Regardless of the raters experience levels,
the UI study showed that each raters individual reliability coefficient
ranged between 71 and 92 before the team meeting and between 57 and 87 afterward.
The reliability coefficient among raters ranged between 60 and 73 before the
consensus-building session and between 65 and 74 after the session.
"Most interesting was the fact that the category
distributions were significantly different before and after the team meeting,"
This indicates that the definitions used have a strong
impact on the resulting classifications, therefore this system is likely to
be incomparable across physicians and studies when used to evaluate outcomes.
"The study results suggest that the Stulberg
system is not a highly reliable tool for evaluating the radiographs of patients
with Perthes disease at or after skeletal maturity," Weinstein said.
"There were marked inter-rater variances among the nine physicians regardless
of their experience level."
Weinstein said that the study results may be over-estimations
of true reliability and that the reliability in actual clinical practice may
be even lower.
"The participants knew that their ratings would
be evaluated and compared with those assigned by their peers," Weinstein
said. "In addition, because the participants were asked to review and
memorize the Stulberg system and because they were guided by rating sheets,
they probably were more knowledgeable about the system than the average orthopaedic
Although Weinstein questions the reliability of the
current Stulberg system, he noted that it should not be entirely discounted.
"You dont want to just throw it out,"
he said. "Intuitively, it has some validity, but I think the whole classification
scheme needs to be looked at. Perthes disease is a three-dimensional deformity,
and these classifications are based on two-dimensional radiographs.

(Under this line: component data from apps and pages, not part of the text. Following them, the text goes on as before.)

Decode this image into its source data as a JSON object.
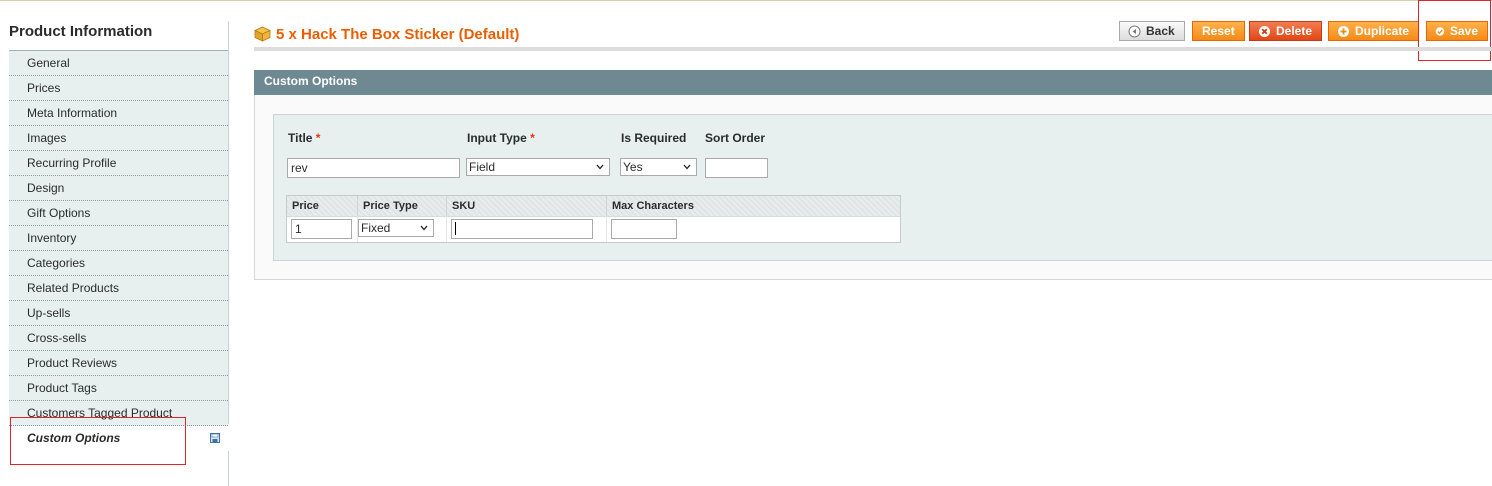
{
  "sidebar": {
    "title": "Product Information",
    "items": [
      {
        "label": "General"
      },
      {
        "label": "Prices"
      },
      {
        "label": "Meta Information"
      },
      {
        "label": "Images"
      },
      {
        "label": "Recurring Profile"
      },
      {
        "label": "Design"
      },
      {
        "label": "Gift Options"
      },
      {
        "label": "Inventory"
      },
      {
        "label": "Categories"
      },
      {
        "label": "Related Products"
      },
      {
        "label": "Up-sells"
      },
      {
        "label": "Cross-sells"
      },
      {
        "label": "Product Reviews"
      },
      {
        "label": "Product Tags"
      },
      {
        "label": "Customers Tagged Product"
      },
      {
        "label": "Custom Options",
        "active": true
      }
    ],
    "active_item_icon": "save-state-icon"
  },
  "header": {
    "title": "5 x Hack The Box Sticker (Default)",
    "product_icon": "box-icon"
  },
  "toolbar": {
    "back_label": "Back",
    "reset_label": "Reset",
    "delete_label": "Delete",
    "duplicate_label": "Duplicate",
    "save_label": "Save"
  },
  "custom_options": {
    "section_title": "Custom Options",
    "title_label": "Title",
    "input_type_label": "Input Type",
    "is_required_label": "Is Required",
    "sort_order_label": "Sort Order",
    "required_marker": "*",
    "title_value": "rev",
    "input_type_value": "Field",
    "is_required_value": "Yes",
    "sort_order_value": "",
    "price_table": {
      "headers": [
        "Price",
        "Price Type",
        "SKU",
        "Max Characters"
      ],
      "price_value": "1",
      "price_type_value": "Fixed",
      "sku_value": "",
      "max_characters_value": ""
    }
  },
  "colors": {
    "accent_orange": "#eb5e00",
    "button_orange": "#f58a16",
    "section_header": "#6f8992",
    "highlight_red": "#e0242b"
  }
}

In the
future, we need to have other, more sophisticated methodologies to determine
the anatomic outcome of the hip and relate it to the clinical outcome long
term. More generally, the lesson of this work is not necessarily that the
classification is unreliable, but that years of assuming otherwise may have
misled investigators when reporting or making treatment decisions."
The UI findings appear in the September issue of the
Journal of Bone and Joint Surgery.
University of Iowa Health Care describes the partnership
between the UI College of Medicine and the UI Hospitals and Clinics and the
patient care, medical education and research programs and services they provide.